We know Boyd falsely claimed to have an ancestor of Cherokee blood and that he squatted on Cherokee land, making his "claim." In my humble opinion, his actions were the same as many others who illegally moved into Indian Territory - it was an attempt at a land grab. He didn't move there to help anyone other than himself and his family.


Does it get any more clear than that? "As there were few whites in the neighborhood" the white teachers usually boarded at HIS house. Why? Because Boyd was white too!


This is where it is important to pay close attention to what William Boyd said. His motivation for his family doing "good deeds" starts to be revealed. He said the Indians did not want to change from their ways of living to that of the white man, but his greatest ambition was to do all he could do to bring about that change. Clearly he didn't care about what the Indians wanted. His greatest ambition was to change things to the way HE wanted. And what was his motivation for wanting things to change?

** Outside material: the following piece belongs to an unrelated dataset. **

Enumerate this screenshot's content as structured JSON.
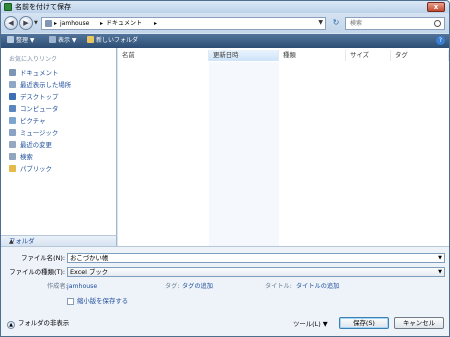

He wanted things to change because he was raising children in the Cherokee Nation. If a parent, one might be able to forgive a person who wanted change so their children could have a better life, but if able to forgive Boyd for that, it would be short lived. Immediately after he said he wanted improved social conditions because he was raising his children in Indian Territory, he followed with:


I don't think an explanation is needed but in the event someone missed it, William Boyd's greatest ambition was to see that the conditions in the Cherokee Nation changed from the Indian ways to the ways of the white man because he lived there with his children and it was, apparently, in his opinion, a place so abominable that it was a sin to raise those children there. If that doesn't scream that he thought Indians were "savages" or "heathens", I don't know what does!

Does anyone still believe this family was Indian? If you do, then either you are thick headed or living in a fantasy world. William Boyd's words expose him as a white man who thought he was better than Indians. Any good deed he did was clearly motivated by his desire to have a less "sinful" environment for his children.

Since this series began, it's received both positive and negative reactions. One of the most common negative responses comes from Cherokees who claim Chief Baker's maternal ancestors have done much work to improve the Cherokee Nation, therefore they should be given a pass on their false claim.  While I disagree with anyone getting a pass on a false claim, let's stay focused on the "deeds". At face value, those "good deeds" might seem like a positive thing, but on closer examination, when the true motivation is revealed, one  might begin to question whether those "good deeds" were truly good deeds. 

What do you think? Share your thoughts in the comments below. (And stay tuned for Part 5, coming soon!)

Those are my thoughts for today.
Thanks for reading.





copyright 2014, Polly's Granddaughter - TCB